It's a common enough gambit in science fiction. Humans come across a race of aliens that appear to be entirely alike and yet one group of said aliens subordinates the other, visiting violence upon their persons, denigrating them openly and without social or legal consequence, humiliating them at every turn. The humans inquire why certain of the aliens are subjected to such degradation when there are no discernible differences among the entire race of aliens, at least from the human point of view. The aliens then explain that the subordinated group all share some minor trait (say the left nostril is oh-so-slightly larger than the right while the "superior" group all have slightly enlarged right nostrils)—something thatm from the human vantage pointm is utterly ridiculous. This minor difference not only explains but, for the alien understanding, justifies the inequitable treatment, even the enslavement of the subordinate group. And there you have the quandary of Otherness in a nutshell.

Keep reading... Show less

A 1996 classic, Shawn Colvin's album of mature pop is also one of best break-up albums, comparable lyrically and musically to Joni Mitchell's Hejira and Bob Dylan's Blood on the Tracks.

When pop-folksinger Shawn Colvin released A Few Small Repairs in 1996, the music world was ripe for an album of sharp, catchy songs by a female singer-songwriter. Lilith Fair, the tour for women in the music, would gross $16 million in 1997. Colvin would be a main stage artist in all three years of the tour, playing alongside Liz Phair, Suzanne Vega, Sheryl Crow, Sarah McLachlan, Meshell Ndegeocello, Joan Osborne, Lisa Loeb, Erykah Badu, and many others. Strong female artists were not only making great music (when were they not?) but also having bold success. Alanis Morissette's Jagged Little Pill preceded Colvin's fourth recording by just 16 months.

Keep reading... Show less

Frank Miller locates our tragedy and warps it into his own brutal beauty.

In terms of continuity, the so-called promotion of this entry as Miller's “third" in the series is deceptively cryptic. Miller's mid-'80s limited series The Dark Knight Returns (or DKR) is a “Top 5 All-Time" graphic novel, if not easily “Top 3". His intertextual and metatextual themes resonated then as they do now, a reason this source material was “go to" for Christopher Nolan when he resurrected the franchise for Warner Bros. in the mid-00s. The sheer iconicity of DKR posits a seminal work in the artist's canon, which shares company with the likes of Sin City, 300, and an influential run on Daredevil, to name a few.
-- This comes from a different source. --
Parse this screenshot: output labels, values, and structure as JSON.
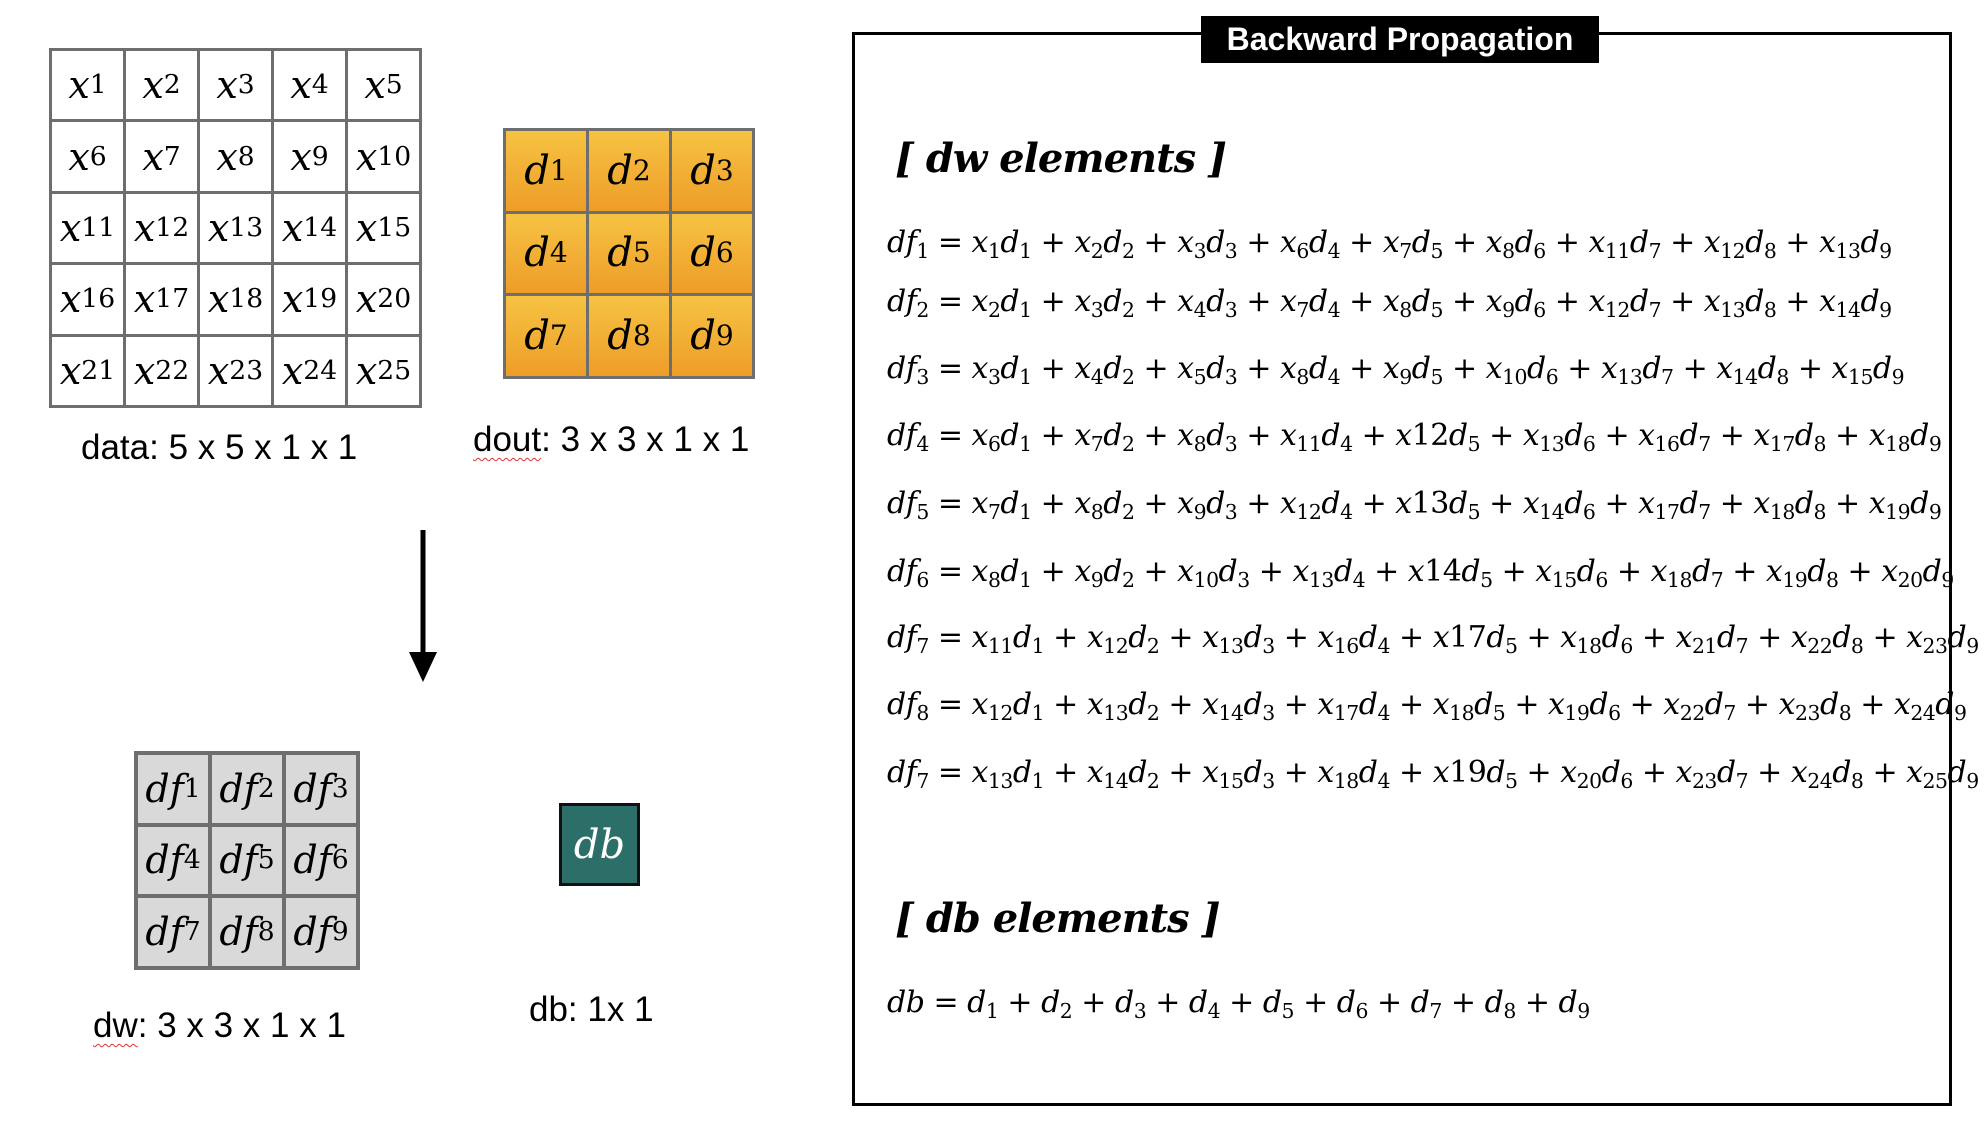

Keep reading... Show less
Pop Ten
Mixed Media
PM Picks

© 1999-2017 All rights reserved.
Popmatters is wholly independently owned and operated.